[Records from a data source]

◆ ◆ ◆

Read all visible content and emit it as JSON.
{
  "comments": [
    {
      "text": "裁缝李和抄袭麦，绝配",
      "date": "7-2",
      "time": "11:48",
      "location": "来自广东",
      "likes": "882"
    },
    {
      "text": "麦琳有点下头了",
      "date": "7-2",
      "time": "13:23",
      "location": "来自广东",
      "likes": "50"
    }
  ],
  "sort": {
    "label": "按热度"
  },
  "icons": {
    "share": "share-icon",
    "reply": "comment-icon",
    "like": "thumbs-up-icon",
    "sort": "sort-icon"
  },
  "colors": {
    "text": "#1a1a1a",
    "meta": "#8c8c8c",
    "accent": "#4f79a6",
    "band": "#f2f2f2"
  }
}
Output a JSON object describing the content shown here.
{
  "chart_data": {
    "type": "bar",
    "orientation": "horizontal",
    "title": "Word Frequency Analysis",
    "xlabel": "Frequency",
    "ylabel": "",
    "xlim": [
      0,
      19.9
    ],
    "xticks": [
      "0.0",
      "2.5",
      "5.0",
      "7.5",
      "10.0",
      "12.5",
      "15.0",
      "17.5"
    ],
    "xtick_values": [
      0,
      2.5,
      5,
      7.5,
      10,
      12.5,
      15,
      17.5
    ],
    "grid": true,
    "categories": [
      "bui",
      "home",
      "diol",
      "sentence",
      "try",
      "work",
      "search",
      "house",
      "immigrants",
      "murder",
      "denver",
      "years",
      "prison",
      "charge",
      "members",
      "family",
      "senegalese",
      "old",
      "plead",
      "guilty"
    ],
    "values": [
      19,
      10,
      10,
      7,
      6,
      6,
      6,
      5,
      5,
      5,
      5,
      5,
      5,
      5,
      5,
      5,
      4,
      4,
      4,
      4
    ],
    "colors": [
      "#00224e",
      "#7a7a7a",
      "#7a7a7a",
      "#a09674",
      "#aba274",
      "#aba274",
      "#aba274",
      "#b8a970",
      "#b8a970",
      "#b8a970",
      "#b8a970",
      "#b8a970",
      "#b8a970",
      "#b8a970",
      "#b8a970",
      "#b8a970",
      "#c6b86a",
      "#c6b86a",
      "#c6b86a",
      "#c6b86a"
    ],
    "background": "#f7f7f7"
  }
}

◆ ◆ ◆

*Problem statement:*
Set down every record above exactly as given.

*Task output:*
Read all visible content and emit it as JSON.
{
  "comments": [
    {
      "text": "裁缝李和抄袭麦，绝配",
      "date": "7-2",
      "time": "11:48",
      "location": "来自广东",
      "likes": "882"
    },
    {
      "text": "麦琳有点下头了",
      "date": "7-2",
      "time": "13:23",
      "location": "来自广东",
      "likes": "50"
    }
  ],
  "sort": {
    "label": "按热度"
  },
  "icons": {
    "share": "share-icon",
    "reply": "comment-icon",
    "like": "thumbs-up-icon",
    "sort": "sort-icon"
  },
  "colors": {
    "text": "#1a1a1a",
    "meta": "#8c8c8c",
    "accent": "#4f79a6",
    "band": "#f2f2f2"
  }
}
Output a JSON object describing the content shown here.
{
  "chart_data": {
    "type": "bar",
    "orientation": "horizontal",
    "title": "Word Frequency Analysis",
    "xlabel": "Frequency",
    "ylabel": "",
    "xlim": [
      0,
      19.9
    ],
    "xticks": [
      "0.0",
      "2.5",
      "5.0",
      "7.5",
      "10.0",
      "12.5",
      "15.0",
      "17.5"
    ],
    "xtick_values": [
      0,
      2.5,
      5,
      7.5,
      10,
      12.5,
      15,
      17.5
    ],
    "grid": true,
    "categories": [
      "bui",
      "home",
      "diol",
      "sentence",
      "try",
      "work",
      "search",
      "house",
      "immigrants",
      "murder",
      "denver",
      "years",
      "prison",
      "charge",
      "members",
      "family",
      "senegalese",
      "old",
      "plead",
      "guilty"
    ],
    "values": [
      19,
      10,
      10,
      7,
      6,
      6,
      6,
      5,
      5,
      5,
      5,
      5,
      5,
      5,
      5,
      5,
      4,
      4,
      4,
      4
    ],
    "colors": [
      "#00224e",
      "#7a7a7a",
      "#7a7a7a",
      "#a09674",
      "#aba274",
      "#aba274",
      "#aba274",
      "#b8a970",
      "#b8a970",
      "#b8a970",
      "#b8a970",
      "#b8a970",
      "#b8a970",
      "#b8a970",
      "#b8a970",
      "#b8a970",
      "#c6b86a",
      "#c6b86a",
      "#c6b86a",
      "#c6b86a"
    ],
    "background": "#f7f7f7"
  }
}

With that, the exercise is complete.